To be fair, the decision to share data is not easy. Companies worry that their competitors will benefit, that lawyers will take advantage, that incompetent scientists will misconstrue the data and come to mistaken conclusions. Researchers feel ownership of the data and may be reluctant to have others use it. So Johnson & Johnson, as well as companies like GlaxoSmithKline and Medtronicthat have made more cautious moves toward transparency, deserve much credit. The more we share data, however, the more we find that many of these problems fail to materialize.
In 2011, YODA struck a deal with Medtronic to release all the data on one of its products — a device that stimulates the production of bone. At the time, questions had been raised about the device’s safety, including whether it caused cancer, and about the conflicts of interests of some of the company’s researchers. Medtronic made the unusual decision to respond to the debate by releasing the device’s data for independent review. We commissioned and then published two independent reviews of the data, and now have made them globally available.
Interestingly, the reviews produced somewhat conflicting results. One found that the device was no better than a bone graft and might be associated with a slight increase in cancer, while the other found that the device was effective and the cancer risk inconclusive. To us these differences reinforce the value of open science: now the data are out there for further study.
This program doesn’t mean that just anyone can gain access to the data without disclosing how they intend to use it. We require those who want the data to submit a proposal and identify their research team, funding and any conflicts of interest. They have to complete a short course on responsible conduct and sign an agreement that restricts them to their proposed research question. Most important, they must agree to share whatever they find. And we exclude applicants who seek data for commercial or legal purposes. Our intent is not to be tough gatekeepers, but to ensure that the data are used in a transparent way and contribute to overall scientific knowledge.
There are many benefits to this kind of sharing. It honors the contributions of the subjects and scientists who participated in the research. It is proof that an organization, whether it is part of industry or academia, wants to play a role as a good global citizen. It demonstrates that the organization has nothing to hide. And it enables scientists to use the data to learn new ways to help patients. Such an approach can even teach a company like Johnson & Johnson something it didn’t know about its own products.

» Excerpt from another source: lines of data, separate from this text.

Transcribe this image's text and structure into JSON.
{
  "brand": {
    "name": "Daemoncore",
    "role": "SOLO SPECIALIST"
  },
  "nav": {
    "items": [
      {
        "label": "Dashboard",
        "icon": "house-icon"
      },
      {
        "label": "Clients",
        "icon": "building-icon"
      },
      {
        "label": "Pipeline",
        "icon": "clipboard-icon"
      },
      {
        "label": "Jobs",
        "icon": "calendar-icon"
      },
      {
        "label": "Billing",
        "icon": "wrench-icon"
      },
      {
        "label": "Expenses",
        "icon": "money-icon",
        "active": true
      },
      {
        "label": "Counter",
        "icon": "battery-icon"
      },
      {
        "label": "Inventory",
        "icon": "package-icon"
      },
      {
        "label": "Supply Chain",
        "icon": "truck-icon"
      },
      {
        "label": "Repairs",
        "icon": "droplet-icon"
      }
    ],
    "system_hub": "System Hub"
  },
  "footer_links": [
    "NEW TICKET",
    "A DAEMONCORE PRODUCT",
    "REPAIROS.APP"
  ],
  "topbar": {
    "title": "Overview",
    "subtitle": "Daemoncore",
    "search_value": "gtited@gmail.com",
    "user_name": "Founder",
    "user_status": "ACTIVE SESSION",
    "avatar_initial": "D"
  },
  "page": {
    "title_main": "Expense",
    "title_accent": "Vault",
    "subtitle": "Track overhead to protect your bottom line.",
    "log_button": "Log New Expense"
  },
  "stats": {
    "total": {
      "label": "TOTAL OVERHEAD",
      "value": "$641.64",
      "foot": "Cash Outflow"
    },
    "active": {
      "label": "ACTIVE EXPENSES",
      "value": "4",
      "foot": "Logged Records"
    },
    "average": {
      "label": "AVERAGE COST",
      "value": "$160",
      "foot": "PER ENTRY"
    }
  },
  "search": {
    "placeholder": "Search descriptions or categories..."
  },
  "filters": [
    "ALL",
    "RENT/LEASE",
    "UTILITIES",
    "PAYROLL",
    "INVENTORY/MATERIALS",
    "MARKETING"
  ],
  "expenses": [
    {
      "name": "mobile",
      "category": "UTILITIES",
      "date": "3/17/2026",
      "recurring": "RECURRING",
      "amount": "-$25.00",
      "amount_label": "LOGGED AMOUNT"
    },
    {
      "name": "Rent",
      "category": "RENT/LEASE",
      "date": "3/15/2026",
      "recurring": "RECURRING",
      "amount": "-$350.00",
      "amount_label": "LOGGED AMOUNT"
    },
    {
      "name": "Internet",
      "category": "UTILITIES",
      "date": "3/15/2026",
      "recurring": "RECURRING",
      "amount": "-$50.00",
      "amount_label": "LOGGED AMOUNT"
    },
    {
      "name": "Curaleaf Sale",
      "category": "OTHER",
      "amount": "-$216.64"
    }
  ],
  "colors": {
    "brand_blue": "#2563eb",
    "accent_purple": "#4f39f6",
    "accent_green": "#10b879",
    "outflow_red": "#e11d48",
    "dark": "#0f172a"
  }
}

For the good of society, this is a breakthrough that should be replicated throughout the research world.